What lines in the records below mention "method"? List them all.

## INPUT RECORDS
---------------
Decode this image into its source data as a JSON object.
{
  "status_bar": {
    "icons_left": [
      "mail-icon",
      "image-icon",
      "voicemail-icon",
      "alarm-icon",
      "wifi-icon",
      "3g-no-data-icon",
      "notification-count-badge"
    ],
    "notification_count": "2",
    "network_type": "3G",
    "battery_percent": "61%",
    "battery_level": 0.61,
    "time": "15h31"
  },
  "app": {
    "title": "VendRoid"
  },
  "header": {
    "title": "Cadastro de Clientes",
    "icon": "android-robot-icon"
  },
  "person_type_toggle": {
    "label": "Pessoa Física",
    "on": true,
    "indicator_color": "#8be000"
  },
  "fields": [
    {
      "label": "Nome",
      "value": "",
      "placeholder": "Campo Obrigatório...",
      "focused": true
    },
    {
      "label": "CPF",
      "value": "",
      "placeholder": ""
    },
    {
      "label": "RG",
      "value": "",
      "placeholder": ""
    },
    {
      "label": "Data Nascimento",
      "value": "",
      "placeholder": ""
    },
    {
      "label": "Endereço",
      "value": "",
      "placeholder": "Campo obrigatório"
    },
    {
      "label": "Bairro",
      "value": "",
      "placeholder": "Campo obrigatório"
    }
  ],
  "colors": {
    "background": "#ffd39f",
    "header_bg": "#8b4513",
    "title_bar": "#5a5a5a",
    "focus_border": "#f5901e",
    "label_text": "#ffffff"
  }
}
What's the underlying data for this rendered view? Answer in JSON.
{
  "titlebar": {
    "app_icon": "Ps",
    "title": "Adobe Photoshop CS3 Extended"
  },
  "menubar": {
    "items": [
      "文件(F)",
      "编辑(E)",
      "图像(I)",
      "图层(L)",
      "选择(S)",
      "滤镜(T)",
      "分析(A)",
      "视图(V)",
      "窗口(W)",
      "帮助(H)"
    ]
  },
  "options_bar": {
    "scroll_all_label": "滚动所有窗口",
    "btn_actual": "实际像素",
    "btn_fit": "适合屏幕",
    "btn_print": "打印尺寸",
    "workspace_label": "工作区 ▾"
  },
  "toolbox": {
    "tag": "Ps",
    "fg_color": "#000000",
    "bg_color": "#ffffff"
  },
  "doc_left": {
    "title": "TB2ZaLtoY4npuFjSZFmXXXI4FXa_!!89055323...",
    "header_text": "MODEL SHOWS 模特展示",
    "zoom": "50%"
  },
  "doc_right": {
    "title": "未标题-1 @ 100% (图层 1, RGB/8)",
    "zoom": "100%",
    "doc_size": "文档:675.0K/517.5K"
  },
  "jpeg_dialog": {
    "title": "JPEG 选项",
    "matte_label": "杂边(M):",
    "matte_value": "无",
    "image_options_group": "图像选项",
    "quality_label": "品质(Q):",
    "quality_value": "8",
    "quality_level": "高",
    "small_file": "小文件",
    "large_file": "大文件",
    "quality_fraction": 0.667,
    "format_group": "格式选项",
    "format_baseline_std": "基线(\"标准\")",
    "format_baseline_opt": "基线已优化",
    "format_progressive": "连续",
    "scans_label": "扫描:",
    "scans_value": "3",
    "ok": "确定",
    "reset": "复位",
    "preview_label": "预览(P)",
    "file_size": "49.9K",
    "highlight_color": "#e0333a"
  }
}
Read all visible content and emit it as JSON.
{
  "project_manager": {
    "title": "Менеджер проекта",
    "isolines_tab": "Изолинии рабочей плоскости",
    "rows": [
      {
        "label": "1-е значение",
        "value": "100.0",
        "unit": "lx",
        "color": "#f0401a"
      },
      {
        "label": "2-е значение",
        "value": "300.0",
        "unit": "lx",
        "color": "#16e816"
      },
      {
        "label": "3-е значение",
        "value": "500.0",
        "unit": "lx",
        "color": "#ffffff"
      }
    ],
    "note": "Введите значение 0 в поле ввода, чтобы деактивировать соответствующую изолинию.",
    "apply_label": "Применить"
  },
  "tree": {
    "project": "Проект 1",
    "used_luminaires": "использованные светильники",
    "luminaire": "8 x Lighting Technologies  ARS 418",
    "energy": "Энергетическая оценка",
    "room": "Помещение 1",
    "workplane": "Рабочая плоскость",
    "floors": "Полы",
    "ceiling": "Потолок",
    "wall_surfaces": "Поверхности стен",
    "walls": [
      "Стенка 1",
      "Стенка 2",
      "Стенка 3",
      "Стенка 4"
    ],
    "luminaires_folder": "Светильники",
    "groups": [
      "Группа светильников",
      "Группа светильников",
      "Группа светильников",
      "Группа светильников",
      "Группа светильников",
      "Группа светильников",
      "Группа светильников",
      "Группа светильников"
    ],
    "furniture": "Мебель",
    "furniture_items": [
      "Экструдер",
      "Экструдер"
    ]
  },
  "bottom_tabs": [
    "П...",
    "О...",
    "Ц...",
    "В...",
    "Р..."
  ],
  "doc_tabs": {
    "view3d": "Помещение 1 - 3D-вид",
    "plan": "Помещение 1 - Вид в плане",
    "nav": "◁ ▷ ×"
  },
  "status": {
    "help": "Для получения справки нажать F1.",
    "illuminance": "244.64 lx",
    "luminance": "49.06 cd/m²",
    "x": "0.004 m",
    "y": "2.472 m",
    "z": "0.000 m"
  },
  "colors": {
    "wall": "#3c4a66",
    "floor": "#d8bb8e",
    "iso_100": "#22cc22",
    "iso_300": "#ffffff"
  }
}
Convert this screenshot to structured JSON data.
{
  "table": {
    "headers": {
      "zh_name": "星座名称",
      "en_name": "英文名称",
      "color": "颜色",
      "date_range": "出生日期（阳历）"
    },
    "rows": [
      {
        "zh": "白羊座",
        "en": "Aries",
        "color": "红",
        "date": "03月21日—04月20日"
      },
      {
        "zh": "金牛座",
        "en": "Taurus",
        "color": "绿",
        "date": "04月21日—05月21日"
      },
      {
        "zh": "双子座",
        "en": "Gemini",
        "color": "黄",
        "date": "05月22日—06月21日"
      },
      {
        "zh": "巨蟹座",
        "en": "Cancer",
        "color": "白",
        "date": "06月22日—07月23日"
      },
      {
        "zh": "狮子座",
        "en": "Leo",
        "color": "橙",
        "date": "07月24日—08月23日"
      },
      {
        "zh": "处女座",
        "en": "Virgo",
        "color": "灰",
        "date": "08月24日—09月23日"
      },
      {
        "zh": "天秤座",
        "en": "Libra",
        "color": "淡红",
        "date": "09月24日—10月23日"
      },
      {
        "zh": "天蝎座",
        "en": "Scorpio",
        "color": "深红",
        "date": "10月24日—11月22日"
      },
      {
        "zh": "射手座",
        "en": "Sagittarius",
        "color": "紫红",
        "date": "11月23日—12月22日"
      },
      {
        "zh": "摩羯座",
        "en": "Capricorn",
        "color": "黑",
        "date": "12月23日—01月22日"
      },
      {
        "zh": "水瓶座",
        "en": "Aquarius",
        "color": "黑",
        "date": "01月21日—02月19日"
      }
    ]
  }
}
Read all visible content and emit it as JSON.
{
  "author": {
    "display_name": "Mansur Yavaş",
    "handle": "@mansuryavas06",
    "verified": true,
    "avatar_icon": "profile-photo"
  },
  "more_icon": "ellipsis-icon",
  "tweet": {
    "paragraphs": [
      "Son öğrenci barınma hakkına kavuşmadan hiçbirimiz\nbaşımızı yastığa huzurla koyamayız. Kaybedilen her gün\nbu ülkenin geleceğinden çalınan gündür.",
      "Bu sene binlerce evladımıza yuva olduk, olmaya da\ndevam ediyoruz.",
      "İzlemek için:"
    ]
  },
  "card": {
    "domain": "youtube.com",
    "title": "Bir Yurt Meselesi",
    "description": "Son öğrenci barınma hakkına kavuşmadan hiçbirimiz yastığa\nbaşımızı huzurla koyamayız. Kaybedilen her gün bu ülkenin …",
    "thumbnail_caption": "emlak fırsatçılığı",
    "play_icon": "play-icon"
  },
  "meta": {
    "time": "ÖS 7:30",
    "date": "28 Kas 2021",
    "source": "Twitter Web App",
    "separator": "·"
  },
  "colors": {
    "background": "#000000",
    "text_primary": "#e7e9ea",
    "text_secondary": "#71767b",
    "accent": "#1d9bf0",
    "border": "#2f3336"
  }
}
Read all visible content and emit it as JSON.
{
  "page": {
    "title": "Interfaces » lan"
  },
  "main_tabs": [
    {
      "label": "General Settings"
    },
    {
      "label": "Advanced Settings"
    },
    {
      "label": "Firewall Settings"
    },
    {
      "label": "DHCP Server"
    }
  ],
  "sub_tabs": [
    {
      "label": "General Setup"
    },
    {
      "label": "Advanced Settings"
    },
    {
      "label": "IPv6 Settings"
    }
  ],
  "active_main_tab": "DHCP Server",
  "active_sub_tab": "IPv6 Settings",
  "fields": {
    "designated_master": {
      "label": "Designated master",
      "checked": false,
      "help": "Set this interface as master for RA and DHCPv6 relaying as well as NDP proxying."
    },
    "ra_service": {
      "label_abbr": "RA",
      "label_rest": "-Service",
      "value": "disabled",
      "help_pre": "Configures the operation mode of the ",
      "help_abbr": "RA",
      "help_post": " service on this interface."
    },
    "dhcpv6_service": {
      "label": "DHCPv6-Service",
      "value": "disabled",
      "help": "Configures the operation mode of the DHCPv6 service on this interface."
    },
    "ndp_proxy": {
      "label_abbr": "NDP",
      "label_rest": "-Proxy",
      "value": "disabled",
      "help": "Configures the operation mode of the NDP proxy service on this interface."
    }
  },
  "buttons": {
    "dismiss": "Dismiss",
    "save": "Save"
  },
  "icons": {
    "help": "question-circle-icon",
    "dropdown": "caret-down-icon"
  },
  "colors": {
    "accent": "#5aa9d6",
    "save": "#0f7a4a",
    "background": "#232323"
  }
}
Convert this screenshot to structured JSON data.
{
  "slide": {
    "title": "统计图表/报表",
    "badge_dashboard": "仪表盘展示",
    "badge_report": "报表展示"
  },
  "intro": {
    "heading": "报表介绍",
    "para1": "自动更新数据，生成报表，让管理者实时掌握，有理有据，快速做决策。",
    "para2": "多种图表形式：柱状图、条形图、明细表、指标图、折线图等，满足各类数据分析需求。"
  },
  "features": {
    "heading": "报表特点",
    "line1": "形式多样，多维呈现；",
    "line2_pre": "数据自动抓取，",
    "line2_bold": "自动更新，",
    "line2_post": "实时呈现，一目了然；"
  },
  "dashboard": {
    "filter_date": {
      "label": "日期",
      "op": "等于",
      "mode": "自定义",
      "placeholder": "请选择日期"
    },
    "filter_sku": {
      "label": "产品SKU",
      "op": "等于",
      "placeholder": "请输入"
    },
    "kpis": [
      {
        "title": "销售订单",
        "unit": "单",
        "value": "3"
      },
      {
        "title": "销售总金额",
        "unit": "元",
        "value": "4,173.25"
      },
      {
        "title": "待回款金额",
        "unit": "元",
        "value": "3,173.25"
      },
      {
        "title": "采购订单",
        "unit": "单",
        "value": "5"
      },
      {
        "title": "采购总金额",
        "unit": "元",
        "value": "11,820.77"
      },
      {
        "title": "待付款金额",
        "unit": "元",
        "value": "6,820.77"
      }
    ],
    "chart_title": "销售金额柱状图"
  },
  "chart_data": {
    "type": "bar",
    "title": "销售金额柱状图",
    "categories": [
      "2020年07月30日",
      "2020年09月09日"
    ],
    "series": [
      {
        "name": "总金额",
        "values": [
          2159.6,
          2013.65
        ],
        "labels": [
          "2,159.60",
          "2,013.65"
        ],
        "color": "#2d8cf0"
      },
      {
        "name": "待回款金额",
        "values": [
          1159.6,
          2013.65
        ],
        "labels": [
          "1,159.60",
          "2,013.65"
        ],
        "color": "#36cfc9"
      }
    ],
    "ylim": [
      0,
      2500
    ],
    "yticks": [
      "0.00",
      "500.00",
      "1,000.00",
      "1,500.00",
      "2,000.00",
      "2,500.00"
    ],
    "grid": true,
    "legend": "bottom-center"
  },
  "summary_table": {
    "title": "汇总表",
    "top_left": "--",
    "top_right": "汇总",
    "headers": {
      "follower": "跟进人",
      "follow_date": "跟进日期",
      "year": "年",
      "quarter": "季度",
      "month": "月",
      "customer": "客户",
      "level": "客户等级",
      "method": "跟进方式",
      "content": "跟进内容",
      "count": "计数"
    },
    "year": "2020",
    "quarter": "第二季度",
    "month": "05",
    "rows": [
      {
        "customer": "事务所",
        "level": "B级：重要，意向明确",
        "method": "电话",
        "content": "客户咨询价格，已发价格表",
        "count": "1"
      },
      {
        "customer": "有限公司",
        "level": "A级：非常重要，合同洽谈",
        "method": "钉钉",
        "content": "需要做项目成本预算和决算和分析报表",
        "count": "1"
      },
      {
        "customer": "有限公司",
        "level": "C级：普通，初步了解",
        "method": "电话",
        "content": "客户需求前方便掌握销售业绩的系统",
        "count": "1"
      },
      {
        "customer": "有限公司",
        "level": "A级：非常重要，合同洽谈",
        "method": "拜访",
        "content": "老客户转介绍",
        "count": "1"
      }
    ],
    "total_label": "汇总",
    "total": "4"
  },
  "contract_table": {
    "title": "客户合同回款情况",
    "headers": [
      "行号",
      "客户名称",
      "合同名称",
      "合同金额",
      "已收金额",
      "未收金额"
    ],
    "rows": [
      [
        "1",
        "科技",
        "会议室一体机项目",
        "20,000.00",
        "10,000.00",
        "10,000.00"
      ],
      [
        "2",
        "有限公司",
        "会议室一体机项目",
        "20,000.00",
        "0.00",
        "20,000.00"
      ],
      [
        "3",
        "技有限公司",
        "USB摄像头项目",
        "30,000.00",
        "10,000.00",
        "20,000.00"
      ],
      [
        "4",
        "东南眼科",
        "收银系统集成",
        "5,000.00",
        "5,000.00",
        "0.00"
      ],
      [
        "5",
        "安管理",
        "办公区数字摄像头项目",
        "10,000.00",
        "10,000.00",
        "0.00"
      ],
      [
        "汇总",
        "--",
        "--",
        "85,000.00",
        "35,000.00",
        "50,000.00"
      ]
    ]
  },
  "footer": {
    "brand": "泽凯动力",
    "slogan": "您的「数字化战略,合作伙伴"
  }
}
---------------
## WRITTEN ANSWER
      "method": "跟进方式",
        "method": "电话",
        "method": "钉钉",
        "method": "电话",
        "method": "拜访",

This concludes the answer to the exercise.